DATASET ENTRIES:
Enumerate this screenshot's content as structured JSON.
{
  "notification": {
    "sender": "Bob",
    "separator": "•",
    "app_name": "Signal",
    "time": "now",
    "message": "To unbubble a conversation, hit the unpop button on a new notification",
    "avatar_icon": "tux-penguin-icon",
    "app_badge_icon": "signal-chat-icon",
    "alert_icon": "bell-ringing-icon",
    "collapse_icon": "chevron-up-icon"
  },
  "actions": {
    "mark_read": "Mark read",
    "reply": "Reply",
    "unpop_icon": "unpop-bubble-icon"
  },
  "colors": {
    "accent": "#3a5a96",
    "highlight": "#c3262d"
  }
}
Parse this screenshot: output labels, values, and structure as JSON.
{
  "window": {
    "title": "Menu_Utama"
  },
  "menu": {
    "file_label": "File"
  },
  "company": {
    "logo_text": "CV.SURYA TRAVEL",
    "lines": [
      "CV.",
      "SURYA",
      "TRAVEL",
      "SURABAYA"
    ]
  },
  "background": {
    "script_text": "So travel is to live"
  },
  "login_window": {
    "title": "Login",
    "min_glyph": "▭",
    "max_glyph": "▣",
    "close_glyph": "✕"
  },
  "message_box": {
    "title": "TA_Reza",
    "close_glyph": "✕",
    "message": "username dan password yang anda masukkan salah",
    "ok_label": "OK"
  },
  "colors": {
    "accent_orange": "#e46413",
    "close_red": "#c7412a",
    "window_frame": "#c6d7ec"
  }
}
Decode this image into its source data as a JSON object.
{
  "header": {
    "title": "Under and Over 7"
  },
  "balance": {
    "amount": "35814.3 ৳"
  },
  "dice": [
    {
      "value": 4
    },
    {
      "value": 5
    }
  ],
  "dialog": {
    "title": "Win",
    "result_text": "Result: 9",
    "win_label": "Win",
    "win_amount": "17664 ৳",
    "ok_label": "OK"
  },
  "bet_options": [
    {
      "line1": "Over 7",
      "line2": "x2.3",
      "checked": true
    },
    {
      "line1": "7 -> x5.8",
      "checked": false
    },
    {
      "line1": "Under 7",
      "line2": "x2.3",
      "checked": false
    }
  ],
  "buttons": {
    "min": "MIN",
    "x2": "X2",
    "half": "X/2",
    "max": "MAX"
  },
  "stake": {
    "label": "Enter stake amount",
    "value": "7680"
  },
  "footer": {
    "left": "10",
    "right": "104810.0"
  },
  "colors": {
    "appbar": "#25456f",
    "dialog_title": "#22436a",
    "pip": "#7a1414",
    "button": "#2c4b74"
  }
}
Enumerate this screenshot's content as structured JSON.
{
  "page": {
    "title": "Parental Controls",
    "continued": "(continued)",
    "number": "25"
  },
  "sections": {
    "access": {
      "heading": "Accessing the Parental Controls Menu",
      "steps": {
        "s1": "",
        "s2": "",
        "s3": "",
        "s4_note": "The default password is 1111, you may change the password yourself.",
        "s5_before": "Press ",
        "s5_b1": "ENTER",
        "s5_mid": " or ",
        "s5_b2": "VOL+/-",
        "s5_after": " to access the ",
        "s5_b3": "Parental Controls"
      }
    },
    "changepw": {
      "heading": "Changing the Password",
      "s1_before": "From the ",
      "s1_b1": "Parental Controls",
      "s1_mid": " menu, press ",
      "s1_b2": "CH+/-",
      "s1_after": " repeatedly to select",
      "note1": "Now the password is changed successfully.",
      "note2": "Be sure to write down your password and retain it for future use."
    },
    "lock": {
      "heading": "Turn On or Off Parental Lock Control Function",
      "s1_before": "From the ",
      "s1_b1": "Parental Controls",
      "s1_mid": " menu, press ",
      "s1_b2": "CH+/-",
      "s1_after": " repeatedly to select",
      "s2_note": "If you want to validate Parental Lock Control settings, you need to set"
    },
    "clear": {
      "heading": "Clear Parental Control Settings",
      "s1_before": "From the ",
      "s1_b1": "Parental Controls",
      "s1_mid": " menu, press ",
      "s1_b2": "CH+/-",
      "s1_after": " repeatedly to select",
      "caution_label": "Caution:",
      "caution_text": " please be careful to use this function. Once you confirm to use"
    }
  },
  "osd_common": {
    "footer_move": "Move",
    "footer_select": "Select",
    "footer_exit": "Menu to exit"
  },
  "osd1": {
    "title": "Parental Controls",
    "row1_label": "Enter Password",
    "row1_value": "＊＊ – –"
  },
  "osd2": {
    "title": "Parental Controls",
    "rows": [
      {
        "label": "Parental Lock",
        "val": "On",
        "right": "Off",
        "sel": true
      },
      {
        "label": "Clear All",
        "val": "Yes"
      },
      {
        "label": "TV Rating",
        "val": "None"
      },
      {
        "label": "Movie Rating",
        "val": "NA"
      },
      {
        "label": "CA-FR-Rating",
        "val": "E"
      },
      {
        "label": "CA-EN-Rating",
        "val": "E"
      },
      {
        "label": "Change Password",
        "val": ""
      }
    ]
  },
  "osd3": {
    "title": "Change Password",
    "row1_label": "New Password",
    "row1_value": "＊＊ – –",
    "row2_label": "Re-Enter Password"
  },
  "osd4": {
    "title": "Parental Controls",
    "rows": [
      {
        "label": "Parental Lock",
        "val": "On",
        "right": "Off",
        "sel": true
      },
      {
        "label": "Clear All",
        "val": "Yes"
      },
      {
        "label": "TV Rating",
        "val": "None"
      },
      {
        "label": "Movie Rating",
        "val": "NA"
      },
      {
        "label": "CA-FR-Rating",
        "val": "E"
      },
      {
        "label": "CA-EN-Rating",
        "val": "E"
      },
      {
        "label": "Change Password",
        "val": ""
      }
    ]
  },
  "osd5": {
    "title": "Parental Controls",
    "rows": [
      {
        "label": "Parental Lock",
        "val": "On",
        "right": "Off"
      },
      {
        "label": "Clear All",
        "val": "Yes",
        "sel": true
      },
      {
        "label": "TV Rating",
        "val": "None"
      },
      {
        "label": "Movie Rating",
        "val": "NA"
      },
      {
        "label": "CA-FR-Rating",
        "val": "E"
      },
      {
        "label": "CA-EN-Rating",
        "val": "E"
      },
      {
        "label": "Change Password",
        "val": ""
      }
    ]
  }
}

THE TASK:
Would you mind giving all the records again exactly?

EXERCISE SOLUTION:
Enumerate this screenshot's content as structured JSON.
{
  "notification": {
    "sender": "Bob",
    "separator": "•",
    "app_name": "Signal",
    "time": "now",
    "message": "To unbubble a conversation, hit the unpop button on a new notification",
    "avatar_icon": "tux-penguin-icon",
    "app_badge_icon": "signal-chat-icon",
    "alert_icon": "bell-ringing-icon",
    "collapse_icon": "chevron-up-icon"
  },
  "actions": {
    "mark_read": "Mark read",
    "reply": "Reply",
    "unpop_icon": "unpop-bubble-icon"
  },
  "colors": {
    "accent": "#3a5a96",
    "highlight": "#c3262d"
  }
}
Parse this screenshot: output labels, values, and structure as JSON.
{
  "window": {
    "title": "Menu_Utama"
  },
  "menu": {
    "file_label": "File"
  },
  "company": {
    "logo_text": "CV.SURYA TRAVEL",
    "lines": [
      "CV.",
      "SURYA",
      "TRAVEL",
      "SURABAYA"
    ]
  },
  "background": {
    "script_text": "So travel is to live"
  },
  "login_window": {
    "title": "Login",
    "min_glyph": "▭",
    "max_glyph": "▣",
    "close_glyph": "✕"
  },
  "message_box": {
    "title": "TA_Reza",
    "close_glyph": "✕",
    "message": "username dan password yang anda masukkan salah",
    "ok_label": "OK"
  },
  "colors": {
    "accent_orange": "#e46413",
    "close_red": "#c7412a",
    "window_frame": "#c6d7ec"
  }
}
Decode this image into its source data as a JSON object.
{
  "header": {
    "title": "Under and Over 7"
  },
  "balance": {
    "amount": "35814.3 ৳"
  },
  "dice": [
    {
      "value": 4
    },
    {
      "value": 5
    }
  ],
  "dialog": {
    "title": "Win",
    "result_text": "Result: 9",
    "win_label": "Win",
    "win_amount": "17664 ৳",
    "ok_label": "OK"
  },
  "bet_options": [
    {
      "line1": "Over 7",
      "line2": "x2.3",
      "checked": true
    },
    {
      "line1": "7 -> x5.8",
      "checked": false
    },
    {
      "line1": "Under 7",
      "line2": "x2.3",
      "checked": false
    }
  ],
  "buttons": {
    "min": "MIN",
    "x2": "X2",
    "half": "X/2",
    "max": "MAX"
  },
  "stake": {
    "label": "Enter stake amount",
    "value": "7680"
  },
  "footer": {
    "left": "10",
    "right": "104810.0"
  },
  "colors": {
    "appbar": "#25456f",
    "dialog_title": "#22436a",
    "pip": "#7a1414",
    "button": "#2c4b74"
  }
}
Enumerate this screenshot's content as structured JSON.
{
  "page": {
    "title": "Parental Controls",
    "continued": "(continued)",
    "number": "25"
  },
  "sections": {
    "access": {
      "heading": "Accessing the Parental Controls Menu",
      "steps": {
        "s1": "",
        "s2": "",
        "s3": "",
        "s4_note": "The default password is 1111, you may change the password yourself.",
        "s5_before": "Press ",
        "s5_b1": "ENTER",
        "s5_mid": " or ",
        "s5_b2": "VOL+/-",
        "s5_after": " to access the ",
        "s5_b3": "Parental Controls"
      }
    },
    "changepw": {
      "heading": "Changing the Password",
      "s1_before": "From the ",
      "s1_b1": "Parental Controls",
      "s1_mid": " menu, press ",
      "s1_b2": "CH+/-",
      "s1_after": " repeatedly to select",
      "note1": "Now the password is changed successfully.",
      "note2": "Be sure to write down your password and retain it for future use."
    },
    "lock": {
      "heading": "Turn On or Off Parental Lock Control Function",
      "s1_before": "From the ",
      "s1_b1": "Parental Controls",
      "s1_mid": " menu, press ",
      "s1_b2": "CH+/-",
      "s1_after": " repeatedly to select",
      "s2_note": "If you want to validate Parental Lock Control settings, you need to set"
    },
    "clear": {
      "heading": "Clear Parental Control Settings",
      "s1_before": "From the ",
      "s1_b1": "Parental Controls",
      "s1_mid": " menu, press ",
      "s1_b2": "CH+/-",
      "s1_after": " repeatedly to select",
      "caution_label": "Caution:",
      "caution_text": " please be careful to use this function. Once you confirm to use"
    }
  },
  "osd_common": {
    "footer_move": "Move",
    "footer_select": "Select",
    "footer_exit": "Menu to exit"
  },
  "osd1": {
    "title": "Parental Controls",
    "row1_label": "Enter Password",
    "row1_value": "＊＊ – –"
  },
  "osd2": {
    "title": "Parental Controls",
    "rows": [
      {
        "label": "Parental Lock",
        "val": "On",
        "right": "Off",
        "sel": true
      },
      {
        "label": "Clear All",
        "val": "Yes"
      },
      {
        "label": "TV Rating",
        "val": "None"
      },
      {
        "label": "Movie Rating",
        "val": "NA"
      },
      {
        "label": "CA-FR-Rating",
        "val": "E"
      },
      {
        "label": "CA-EN-Rating",
        "val": "E"
      },
      {
        "label": "Change Password",
        "val": ""
      }
    ]
  },
  "osd3": {
    "title": "Change Password",
    "row1_label": "New Password",
    "row1_value": "＊＊ – –",
    "row2_label": "Re-Enter Password"
  },
  "osd4": {
    "title": "Parental Controls",
    "rows": [
      {
        "label": "Parental Lock",
        "val": "On",
        "right": "Off",
        "sel": true
      },
      {
        "label": "Clear All",
        "val": "Yes"
      },
      {
        "label": "TV Rating",
        "val": "None"
      },
      {
        "label": "Movie Rating",
        "val": "NA"
      },
      {
        "label": "CA-FR-Rating",
        "val": "E"
      },
      {
        "label": "CA-EN-Rating",
        "val": "E"
      },
      {
        "label": "Change Password",
        "val": ""
      }
    ]
  },
  "osd5": {
    "title": "Parental Controls",
    "rows": [
      {
        "label": "Parental Lock",
        "val": "On",
        "right": "Off"
      },
      {
        "label": "Clear All",
        "val": "Yes",
        "sel": true
      },
      {
        "label": "TV Rating",
        "val": "None"
      },
      {
        "label": "Movie Rating",
        "val": "NA"
      },
      {
        "label": "CA-FR-Rating",
        "val": "E"
      },
      {
        "label": "CA-EN-Rating",
        "val": "E"
      },
      {
        "label": "Change Password",
        "val": ""
      }
    ]
  }
}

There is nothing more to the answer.